- [DATASET EXTRACT]:
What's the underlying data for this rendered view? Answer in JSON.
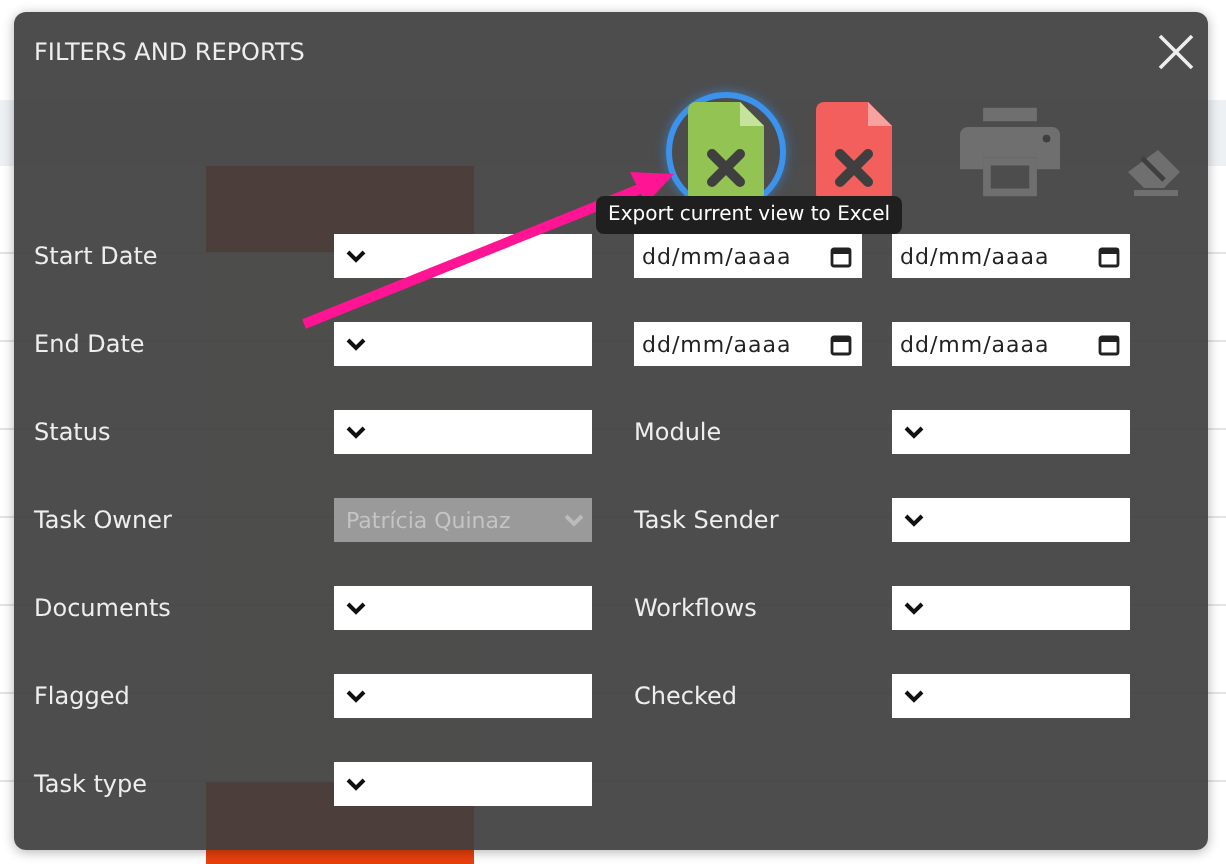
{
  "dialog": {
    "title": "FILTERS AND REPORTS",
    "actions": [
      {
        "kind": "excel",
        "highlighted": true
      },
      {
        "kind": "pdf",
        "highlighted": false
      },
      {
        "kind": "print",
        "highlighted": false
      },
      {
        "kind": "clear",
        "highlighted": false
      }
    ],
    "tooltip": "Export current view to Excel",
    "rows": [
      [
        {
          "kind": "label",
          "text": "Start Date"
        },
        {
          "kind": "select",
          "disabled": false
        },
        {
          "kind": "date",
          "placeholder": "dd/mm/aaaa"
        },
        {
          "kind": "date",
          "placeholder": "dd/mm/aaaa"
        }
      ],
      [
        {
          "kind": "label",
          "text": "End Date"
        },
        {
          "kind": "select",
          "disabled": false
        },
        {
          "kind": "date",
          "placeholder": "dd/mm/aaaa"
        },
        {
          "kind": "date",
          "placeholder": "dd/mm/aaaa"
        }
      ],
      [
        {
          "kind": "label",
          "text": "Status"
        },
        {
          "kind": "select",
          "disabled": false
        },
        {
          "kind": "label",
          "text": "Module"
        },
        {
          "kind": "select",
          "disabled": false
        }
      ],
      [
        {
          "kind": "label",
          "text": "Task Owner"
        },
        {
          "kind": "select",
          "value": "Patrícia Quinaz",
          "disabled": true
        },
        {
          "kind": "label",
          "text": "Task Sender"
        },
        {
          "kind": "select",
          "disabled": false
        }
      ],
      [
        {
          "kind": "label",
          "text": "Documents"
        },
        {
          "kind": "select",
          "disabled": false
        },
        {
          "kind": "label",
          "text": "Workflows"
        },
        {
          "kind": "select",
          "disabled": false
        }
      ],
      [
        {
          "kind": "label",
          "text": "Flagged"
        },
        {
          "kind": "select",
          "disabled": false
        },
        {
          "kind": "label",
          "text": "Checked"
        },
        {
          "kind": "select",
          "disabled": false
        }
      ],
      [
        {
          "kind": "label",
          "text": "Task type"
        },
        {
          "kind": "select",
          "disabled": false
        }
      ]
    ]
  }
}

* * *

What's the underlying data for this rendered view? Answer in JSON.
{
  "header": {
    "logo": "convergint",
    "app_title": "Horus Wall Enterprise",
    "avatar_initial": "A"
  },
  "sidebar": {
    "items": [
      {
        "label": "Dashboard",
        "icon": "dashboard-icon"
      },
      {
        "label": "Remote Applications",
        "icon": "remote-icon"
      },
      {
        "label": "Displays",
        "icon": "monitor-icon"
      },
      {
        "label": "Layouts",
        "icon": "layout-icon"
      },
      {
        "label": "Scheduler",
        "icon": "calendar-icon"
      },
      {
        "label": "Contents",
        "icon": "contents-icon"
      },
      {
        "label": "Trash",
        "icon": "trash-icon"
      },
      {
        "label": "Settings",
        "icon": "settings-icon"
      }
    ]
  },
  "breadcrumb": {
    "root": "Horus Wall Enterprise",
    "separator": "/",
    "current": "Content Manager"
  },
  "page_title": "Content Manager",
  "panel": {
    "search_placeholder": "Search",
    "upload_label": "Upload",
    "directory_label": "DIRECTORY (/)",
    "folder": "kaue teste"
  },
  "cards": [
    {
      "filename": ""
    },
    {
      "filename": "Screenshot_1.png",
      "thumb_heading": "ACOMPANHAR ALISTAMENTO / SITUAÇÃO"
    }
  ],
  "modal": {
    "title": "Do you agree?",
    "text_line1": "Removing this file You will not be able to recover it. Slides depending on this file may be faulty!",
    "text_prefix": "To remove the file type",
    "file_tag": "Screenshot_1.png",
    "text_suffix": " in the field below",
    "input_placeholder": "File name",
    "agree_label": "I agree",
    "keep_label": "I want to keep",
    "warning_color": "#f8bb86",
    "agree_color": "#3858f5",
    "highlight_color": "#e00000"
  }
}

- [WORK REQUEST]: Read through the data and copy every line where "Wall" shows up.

- [ANSWER TO THIS EXERCISE]:
    "app_title": "Horus Wall Enterprise",
    "root": "Horus Wall Enterprise",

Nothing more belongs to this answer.